[App and web page records]
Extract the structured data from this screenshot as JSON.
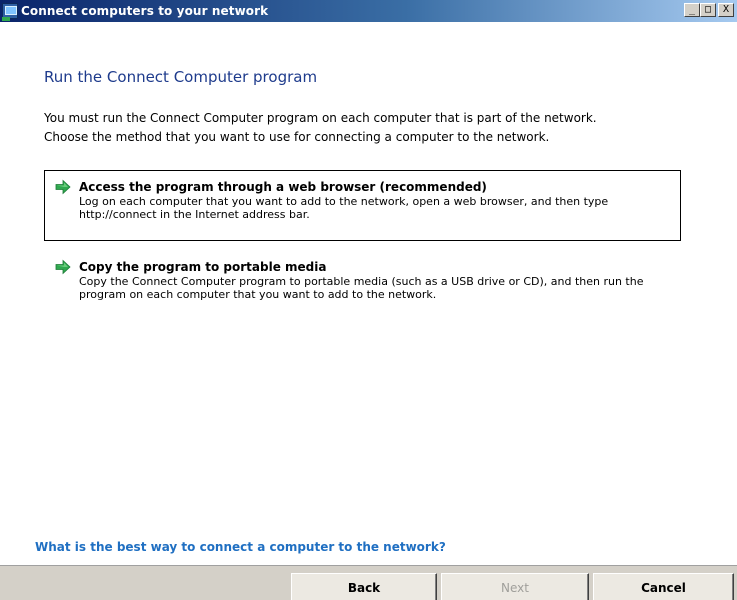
{
  "window": {
    "title": "Connect computers to your network",
    "controls": {
      "minimize": "_",
      "maximize": "□",
      "close": "X"
    }
  },
  "page": {
    "heading": "Run the Connect Computer program",
    "intro_line1": "You must run the Connect Computer program on each computer that is part of the network.",
    "intro_line2": "Choose the method that you want to use for connecting a computer to the network."
  },
  "options": [
    {
      "title": "Access the program through a web browser (recommended)",
      "desc_line1": "Log on each computer that you want to add to the network, open a web browser, and then type",
      "desc_line2": "http://connect in the Internet address bar.",
      "icon": "green-arrow-icon"
    },
    {
      "title": "Copy the program to portable media",
      "desc_line1": "Copy the Connect Computer program to portable media (such as a USB drive or CD), and then run the",
      "desc_line2": "program on each computer that you want to add to the network.",
      "icon": "green-arrow-icon"
    }
  ],
  "help_link": "What is the best way to connect a computer to the network?",
  "buttons": {
    "back": "Back",
    "next": "Next",
    "cancel": "Cancel"
  },
  "colors": {
    "heading": "#1e3b8c",
    "link": "#1f6fc2",
    "arrow": "#2fa84f"
  }
}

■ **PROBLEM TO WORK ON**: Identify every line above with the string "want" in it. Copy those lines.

■ **RESULT BELOW**:
    "intro_line2": "Choose the method that you want to use for connecting a computer to the network."
      "desc_line1": "Log on each computer that you want to add to the network, open a web browser, and then type",
      "desc_line2": "program on each computer that you want to add to the network.",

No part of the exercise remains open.